However, if I haven’t had to estimate mineral percentages for awhile I find it’s best to use a cheat sheet. My go-to cheat sheet is found in the back of the trusty “Rite-in-the-Rain” All-Weather (well, perhaps not wintry mix) Geological Field Notebook. This field notebook has a great plastic scale and pages of useful information for the field geologist. Included are sedimentary ternary diagrams and- gasp- a quaternary diagram for classifying igneous rocks. There is also a size chart for identifying sedimentary grain sizes. Importantly, there are two pages (below) that can be used for estimating percentage composition of grains and/or minerals. Very useful!
|Rite-in-the-Rain All-Weather Geological Field Notebook, turned to the percentage composition diagram, with its own plastic ruler for scale. The perfect gift for any geologist! Photo taken November 2010.
So, now that I’ve talked a little about the conventional way that geologists use ternary diagrams, let me discuss a less-common way that geologists use ternary diagrams: to classify personalities! Next time you in the field with a group of geologists (or anyone, I suppose, but if they’re not geologists they might think you’re weird/nerdy) or taking/teaching a geology class, you can make your very own ternary personality diagram!
Making such a diagram is fairly simple, but generally goes more smoothly if delegated to two or three enthusiastic and perceptive members of your group. I suppose that you should also make sure that your everyone in your group is okay with having their personality classified. The first picture in this blog post is a ternary personality diagram made by Dartmouth geology students during the Fall 2005 field program. You may notice that I am roughly 55% Iona, 40% Lisa/Jon, and 5% Hannes. Dartmouth students, especially geology students, are pretty chill, so no one in our group seemed to mind their personalities being classified.
Here’s how to make your very own ternary personality diagram:

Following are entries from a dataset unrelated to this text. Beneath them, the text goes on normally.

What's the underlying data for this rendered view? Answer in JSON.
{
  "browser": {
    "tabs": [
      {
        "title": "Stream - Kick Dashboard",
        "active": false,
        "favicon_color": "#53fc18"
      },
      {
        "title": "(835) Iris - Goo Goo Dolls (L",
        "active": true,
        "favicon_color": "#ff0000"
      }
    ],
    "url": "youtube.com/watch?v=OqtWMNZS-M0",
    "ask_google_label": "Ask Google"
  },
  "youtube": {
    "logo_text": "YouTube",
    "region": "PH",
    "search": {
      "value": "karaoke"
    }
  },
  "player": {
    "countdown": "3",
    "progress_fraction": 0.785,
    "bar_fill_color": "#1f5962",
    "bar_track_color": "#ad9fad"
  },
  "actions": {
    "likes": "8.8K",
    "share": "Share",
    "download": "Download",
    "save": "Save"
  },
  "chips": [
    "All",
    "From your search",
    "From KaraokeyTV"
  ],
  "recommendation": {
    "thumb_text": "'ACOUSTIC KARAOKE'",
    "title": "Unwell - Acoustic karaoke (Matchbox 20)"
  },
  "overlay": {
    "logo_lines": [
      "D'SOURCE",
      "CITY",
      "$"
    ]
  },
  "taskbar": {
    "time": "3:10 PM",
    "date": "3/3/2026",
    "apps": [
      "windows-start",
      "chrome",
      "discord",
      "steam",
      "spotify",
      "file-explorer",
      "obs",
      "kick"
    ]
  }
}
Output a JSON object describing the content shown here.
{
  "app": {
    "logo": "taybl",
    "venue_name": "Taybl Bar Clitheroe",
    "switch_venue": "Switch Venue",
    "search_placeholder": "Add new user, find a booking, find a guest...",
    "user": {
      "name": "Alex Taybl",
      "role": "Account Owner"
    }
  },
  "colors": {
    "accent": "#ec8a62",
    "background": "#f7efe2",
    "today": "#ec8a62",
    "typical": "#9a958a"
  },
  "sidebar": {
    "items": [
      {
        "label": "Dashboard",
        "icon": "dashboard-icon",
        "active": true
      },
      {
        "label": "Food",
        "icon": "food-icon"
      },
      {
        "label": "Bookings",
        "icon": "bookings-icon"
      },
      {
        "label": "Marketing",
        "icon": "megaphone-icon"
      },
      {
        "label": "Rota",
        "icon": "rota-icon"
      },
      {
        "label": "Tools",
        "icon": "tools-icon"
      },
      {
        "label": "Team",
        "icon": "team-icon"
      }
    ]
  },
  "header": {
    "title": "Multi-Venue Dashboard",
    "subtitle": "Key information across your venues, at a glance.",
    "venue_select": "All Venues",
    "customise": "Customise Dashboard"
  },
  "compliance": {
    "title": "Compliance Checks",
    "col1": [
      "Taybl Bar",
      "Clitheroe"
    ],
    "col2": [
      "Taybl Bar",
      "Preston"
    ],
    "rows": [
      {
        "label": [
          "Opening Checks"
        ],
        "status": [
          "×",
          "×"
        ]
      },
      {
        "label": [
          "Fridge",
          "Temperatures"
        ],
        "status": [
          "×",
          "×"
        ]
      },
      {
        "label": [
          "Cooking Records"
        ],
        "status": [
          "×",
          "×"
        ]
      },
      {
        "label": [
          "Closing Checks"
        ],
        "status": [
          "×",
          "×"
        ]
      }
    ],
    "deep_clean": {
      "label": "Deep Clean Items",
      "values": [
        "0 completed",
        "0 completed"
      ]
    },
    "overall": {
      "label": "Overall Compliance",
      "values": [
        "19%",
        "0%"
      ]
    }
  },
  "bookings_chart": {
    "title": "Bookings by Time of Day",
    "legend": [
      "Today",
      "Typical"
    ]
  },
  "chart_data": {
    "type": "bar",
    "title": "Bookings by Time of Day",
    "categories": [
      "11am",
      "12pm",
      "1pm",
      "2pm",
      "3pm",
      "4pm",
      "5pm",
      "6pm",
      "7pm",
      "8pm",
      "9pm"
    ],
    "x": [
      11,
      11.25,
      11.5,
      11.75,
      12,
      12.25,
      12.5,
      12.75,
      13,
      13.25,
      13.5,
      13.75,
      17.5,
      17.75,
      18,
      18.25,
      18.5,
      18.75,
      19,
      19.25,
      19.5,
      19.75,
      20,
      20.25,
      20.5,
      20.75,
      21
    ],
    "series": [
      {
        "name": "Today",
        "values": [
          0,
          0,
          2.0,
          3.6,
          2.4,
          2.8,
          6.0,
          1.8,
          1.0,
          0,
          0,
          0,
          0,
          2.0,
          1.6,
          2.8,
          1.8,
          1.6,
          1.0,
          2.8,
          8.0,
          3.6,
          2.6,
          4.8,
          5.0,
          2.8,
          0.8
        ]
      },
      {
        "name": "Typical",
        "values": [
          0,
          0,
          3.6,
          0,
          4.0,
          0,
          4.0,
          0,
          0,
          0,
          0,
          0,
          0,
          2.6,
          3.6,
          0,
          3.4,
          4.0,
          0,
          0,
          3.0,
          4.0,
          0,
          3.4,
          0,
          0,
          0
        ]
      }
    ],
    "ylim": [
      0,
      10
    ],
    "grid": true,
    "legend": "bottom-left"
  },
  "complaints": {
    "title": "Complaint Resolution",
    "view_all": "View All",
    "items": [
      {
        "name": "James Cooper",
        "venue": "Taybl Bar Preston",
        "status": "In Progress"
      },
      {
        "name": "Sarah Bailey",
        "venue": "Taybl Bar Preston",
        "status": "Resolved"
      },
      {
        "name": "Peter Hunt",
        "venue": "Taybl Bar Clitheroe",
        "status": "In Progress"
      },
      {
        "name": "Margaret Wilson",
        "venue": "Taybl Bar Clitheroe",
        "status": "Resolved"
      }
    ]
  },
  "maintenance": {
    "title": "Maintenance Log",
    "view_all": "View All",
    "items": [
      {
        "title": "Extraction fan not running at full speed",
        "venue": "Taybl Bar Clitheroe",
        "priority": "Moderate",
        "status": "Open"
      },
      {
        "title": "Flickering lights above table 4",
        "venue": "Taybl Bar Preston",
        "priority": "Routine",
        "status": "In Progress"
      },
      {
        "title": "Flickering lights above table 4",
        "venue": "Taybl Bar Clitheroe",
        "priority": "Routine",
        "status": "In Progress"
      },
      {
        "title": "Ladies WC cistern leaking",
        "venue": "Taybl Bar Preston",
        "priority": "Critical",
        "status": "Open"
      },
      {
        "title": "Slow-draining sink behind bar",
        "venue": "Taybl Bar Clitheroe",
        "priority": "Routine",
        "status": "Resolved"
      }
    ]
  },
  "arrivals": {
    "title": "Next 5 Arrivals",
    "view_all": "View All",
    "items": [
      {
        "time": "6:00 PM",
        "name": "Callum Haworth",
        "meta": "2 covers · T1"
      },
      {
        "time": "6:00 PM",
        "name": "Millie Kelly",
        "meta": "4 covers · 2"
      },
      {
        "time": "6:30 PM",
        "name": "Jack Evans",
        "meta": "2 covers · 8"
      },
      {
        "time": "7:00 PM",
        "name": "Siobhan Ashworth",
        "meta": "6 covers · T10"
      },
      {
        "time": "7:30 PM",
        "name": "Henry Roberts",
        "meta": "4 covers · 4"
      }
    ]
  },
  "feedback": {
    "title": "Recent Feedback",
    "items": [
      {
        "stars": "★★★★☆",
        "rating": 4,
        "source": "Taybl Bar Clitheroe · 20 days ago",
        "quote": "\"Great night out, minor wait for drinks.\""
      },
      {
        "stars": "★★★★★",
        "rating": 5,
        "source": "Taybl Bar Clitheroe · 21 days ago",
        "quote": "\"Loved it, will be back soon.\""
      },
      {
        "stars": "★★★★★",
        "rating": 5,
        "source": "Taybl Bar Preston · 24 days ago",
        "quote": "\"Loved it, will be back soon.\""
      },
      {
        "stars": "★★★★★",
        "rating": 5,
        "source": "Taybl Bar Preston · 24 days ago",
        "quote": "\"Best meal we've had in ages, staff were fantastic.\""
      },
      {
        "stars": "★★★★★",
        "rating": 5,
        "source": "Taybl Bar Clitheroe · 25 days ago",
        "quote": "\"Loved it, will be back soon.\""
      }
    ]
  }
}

1. Find a group of geologists who are related in some way. They could be on a field trip together, taking the same geology class, or perhaps students/professors in the same department. Generally, it’s best to make the diagram after the group members have spent some time together and have become familiar with each other’s personalities. Field camp is the perfect environment for this!
2. Figure out the three members of the group with the most extreme/different personalities. Draw a ternary diagram triangle with these three people as end-members.
3. Plot everyone else on the diagram, based on what percentage of each end-member personality each person has.
4. Drink beers/soda and eat pizza and laugh about how similar/different in personality you are to the other members of your group.
I hope you have enjoyed my geological musings so far! Late Wednesday night I leave for a geology-themed wedding in Costa Rica. Two dear friends of mine are going to be married near Arenal volcano, so I’ll be out of town for a few days. However, I promise to post volcano pictures upon my return!